-- STUDY MATERIAL follows --

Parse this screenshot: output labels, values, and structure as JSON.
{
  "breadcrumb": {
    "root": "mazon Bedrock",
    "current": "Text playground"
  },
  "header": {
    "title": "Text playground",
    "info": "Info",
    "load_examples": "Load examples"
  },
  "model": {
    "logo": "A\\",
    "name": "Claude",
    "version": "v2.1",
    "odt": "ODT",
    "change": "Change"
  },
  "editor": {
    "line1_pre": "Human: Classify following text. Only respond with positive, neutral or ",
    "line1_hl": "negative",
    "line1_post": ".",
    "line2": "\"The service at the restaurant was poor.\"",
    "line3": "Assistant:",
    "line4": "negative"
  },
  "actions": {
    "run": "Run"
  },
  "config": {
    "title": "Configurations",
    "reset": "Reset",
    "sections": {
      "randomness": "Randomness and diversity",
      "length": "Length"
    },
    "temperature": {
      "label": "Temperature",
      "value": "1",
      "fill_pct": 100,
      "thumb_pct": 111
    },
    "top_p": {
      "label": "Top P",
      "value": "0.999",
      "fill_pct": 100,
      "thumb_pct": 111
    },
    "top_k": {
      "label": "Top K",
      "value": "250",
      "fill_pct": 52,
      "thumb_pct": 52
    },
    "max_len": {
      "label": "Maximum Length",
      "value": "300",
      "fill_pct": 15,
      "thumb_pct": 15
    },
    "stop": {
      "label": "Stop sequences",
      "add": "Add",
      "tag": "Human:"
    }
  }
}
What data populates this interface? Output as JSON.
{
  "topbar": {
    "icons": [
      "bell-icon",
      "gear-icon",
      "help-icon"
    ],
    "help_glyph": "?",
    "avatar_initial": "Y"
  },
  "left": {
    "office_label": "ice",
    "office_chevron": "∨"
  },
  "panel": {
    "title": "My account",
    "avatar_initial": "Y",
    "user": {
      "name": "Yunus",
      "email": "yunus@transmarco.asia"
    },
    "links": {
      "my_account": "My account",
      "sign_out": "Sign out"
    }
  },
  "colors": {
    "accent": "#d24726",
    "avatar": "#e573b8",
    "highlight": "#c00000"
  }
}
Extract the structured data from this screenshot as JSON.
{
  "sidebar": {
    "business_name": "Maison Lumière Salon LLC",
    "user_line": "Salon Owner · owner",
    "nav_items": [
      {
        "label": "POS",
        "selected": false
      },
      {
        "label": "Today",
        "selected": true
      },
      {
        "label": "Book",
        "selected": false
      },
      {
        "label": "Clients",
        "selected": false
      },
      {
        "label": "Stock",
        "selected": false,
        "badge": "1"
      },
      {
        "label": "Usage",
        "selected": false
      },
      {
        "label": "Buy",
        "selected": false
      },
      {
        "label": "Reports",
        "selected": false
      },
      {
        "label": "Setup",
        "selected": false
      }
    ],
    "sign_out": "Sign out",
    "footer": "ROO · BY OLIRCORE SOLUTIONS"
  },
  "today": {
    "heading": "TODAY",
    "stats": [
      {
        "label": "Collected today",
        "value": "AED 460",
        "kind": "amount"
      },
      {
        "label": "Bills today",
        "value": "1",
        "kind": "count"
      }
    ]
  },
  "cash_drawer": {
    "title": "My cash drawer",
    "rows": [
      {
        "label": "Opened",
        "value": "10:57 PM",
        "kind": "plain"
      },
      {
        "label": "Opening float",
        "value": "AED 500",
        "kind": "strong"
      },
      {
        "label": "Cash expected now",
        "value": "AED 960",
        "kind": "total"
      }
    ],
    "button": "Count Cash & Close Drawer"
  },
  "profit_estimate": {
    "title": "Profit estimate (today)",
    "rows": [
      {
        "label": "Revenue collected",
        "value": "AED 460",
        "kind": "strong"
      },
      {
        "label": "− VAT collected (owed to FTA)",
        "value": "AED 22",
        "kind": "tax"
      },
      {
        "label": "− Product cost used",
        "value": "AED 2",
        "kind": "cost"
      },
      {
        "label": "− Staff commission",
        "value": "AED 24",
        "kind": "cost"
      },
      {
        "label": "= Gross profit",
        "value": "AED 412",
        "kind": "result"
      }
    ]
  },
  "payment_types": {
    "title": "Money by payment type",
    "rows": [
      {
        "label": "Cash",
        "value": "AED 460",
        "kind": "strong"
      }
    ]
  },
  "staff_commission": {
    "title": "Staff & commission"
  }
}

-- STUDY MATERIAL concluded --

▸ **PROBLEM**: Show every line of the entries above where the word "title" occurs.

▸ **RESPONSE**:
    "title": "Text playground",
    "title": "Configurations",
    "title": "My account",
    "title": "My cash drawer",
    "title": "Profit estimate (today)",
    "title": "Money by payment type",
    "title": "Staff & commission"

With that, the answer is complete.